The vast inter webs, your parents, and that guy smiling smugly from the latest hit finance book are chocked full of advice to help you save your hard-earned dollars. With information flowing in from every corner, it can quickly start to feel like you’ve tried everything.
Still not seeing your savings add up the way you want them to? Keep up the good fight and try these.
Divert part of your paycheck directly into your savings account. Some employers allow pay checks to be deposited into multiple accounts. If yours does, designate a sustainable percentage to go to savings. Not sure what you can reasonably put aside? Start with a set amount, such as $50 (the minimum to open an account at many banks) or even $100. At the end of your pay period, evaluate how much, if at all, you miss that amount. Can you increase it? Dedicate raises and bonuses directly to savings.

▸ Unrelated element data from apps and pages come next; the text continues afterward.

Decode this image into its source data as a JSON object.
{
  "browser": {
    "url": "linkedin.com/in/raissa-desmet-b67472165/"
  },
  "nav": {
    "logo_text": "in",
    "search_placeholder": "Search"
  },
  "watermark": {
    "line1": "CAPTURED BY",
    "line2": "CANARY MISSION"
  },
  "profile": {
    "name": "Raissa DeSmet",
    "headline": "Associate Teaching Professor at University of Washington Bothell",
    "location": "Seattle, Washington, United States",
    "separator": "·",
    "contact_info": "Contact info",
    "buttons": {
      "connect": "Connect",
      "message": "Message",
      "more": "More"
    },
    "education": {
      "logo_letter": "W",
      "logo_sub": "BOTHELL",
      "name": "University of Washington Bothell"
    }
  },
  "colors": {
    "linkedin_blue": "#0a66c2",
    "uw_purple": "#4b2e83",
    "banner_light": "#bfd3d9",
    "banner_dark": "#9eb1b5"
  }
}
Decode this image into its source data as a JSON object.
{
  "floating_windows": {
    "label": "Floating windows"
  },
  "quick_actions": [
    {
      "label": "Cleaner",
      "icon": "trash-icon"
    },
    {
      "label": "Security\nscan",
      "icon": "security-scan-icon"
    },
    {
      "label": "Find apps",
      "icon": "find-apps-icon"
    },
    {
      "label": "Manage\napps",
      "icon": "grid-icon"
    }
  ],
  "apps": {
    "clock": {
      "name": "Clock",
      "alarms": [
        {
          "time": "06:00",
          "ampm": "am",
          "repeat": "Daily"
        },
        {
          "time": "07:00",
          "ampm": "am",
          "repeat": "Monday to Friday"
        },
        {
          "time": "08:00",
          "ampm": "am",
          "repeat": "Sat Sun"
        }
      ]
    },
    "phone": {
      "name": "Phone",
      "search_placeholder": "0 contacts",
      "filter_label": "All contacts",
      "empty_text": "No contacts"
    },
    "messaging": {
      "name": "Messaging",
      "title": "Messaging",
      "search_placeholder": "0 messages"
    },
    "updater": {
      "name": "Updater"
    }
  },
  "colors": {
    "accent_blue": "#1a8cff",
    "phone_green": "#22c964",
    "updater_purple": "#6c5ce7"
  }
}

“Withholding” is just that—money automatically deducted from your paycheck to pay taxes owed the federal government. If the amount withheld each paycheck is correct, you should not have to pay taxes at the end of the year. Adjust your withholdings every time a major life event occurs, such as a birth or death, marriage or divorce, or starting a new job.
Who is the most lovingly critical person in your life? Who is the person who both cares for and nags you? Tell that person that you are dedicated to saving money; tell them why, and tell them how much. This person will likely voice their disapproval when you shop or spend unnecessarily; let them, and appreciate their function.
It takes a village to do a lot of things, and a strong community can help you keep your savings initiative on track. Recruit your closest friends to form a savings club. Develop a reading list, create a list of discount warehouses to watch for sales, team up to buy in bulk, and anything else that will help each member. Feeling shy about publicly acknowledging financial woes? Don’t be—everyone struggles, for different reasons. You are among friends, and you can help each other. Need even more motivation? Start teaching your kids about spending. Nothing passes a child’s eye, and the pressure you feel to set a good example will motivate you to save and spark instructive dialogue, to boot.
Finally paid off that vehicle, student loan, or personal debt? Congratulations! Wondering what you’ll do with that chunk of change that used to go to your bill? Keep paying it—to yourself. You were getting by just fine when that money went to someone else. You’ll do just fine now, putting the money directly into savings. Added benefit—hefty savings mean you may not have to take a loan like the one(s) you paid off, ever. Now that feels good!
Saving for something specific? Keep your eye on the prize, literally, by placing photos of the items or notes with a key word on your wallet and near your computer. Tempted to peruse the world wide web for some spontaneous, pajama-clad retail therapy? Halt! Take a look at the picture—what you’re saving for is much more satisfying than any spontaneous purchase.
There are two sides to the savings coin. One is to save more; the other is to earn more. The basics are tried and true ways to succeed. Pick up a part time job, freelance gig, or duties, like a neighborhood dog walker/babysitter/handyman, and put all that you earn directly into savings.
Ready to start saving? Check out these 5 Quick and Dirty Hacks to Save Money in 2014.
Featured photo credit: Ken Wilcox via flickr.com
Love this article? Share it with your friends on Facebook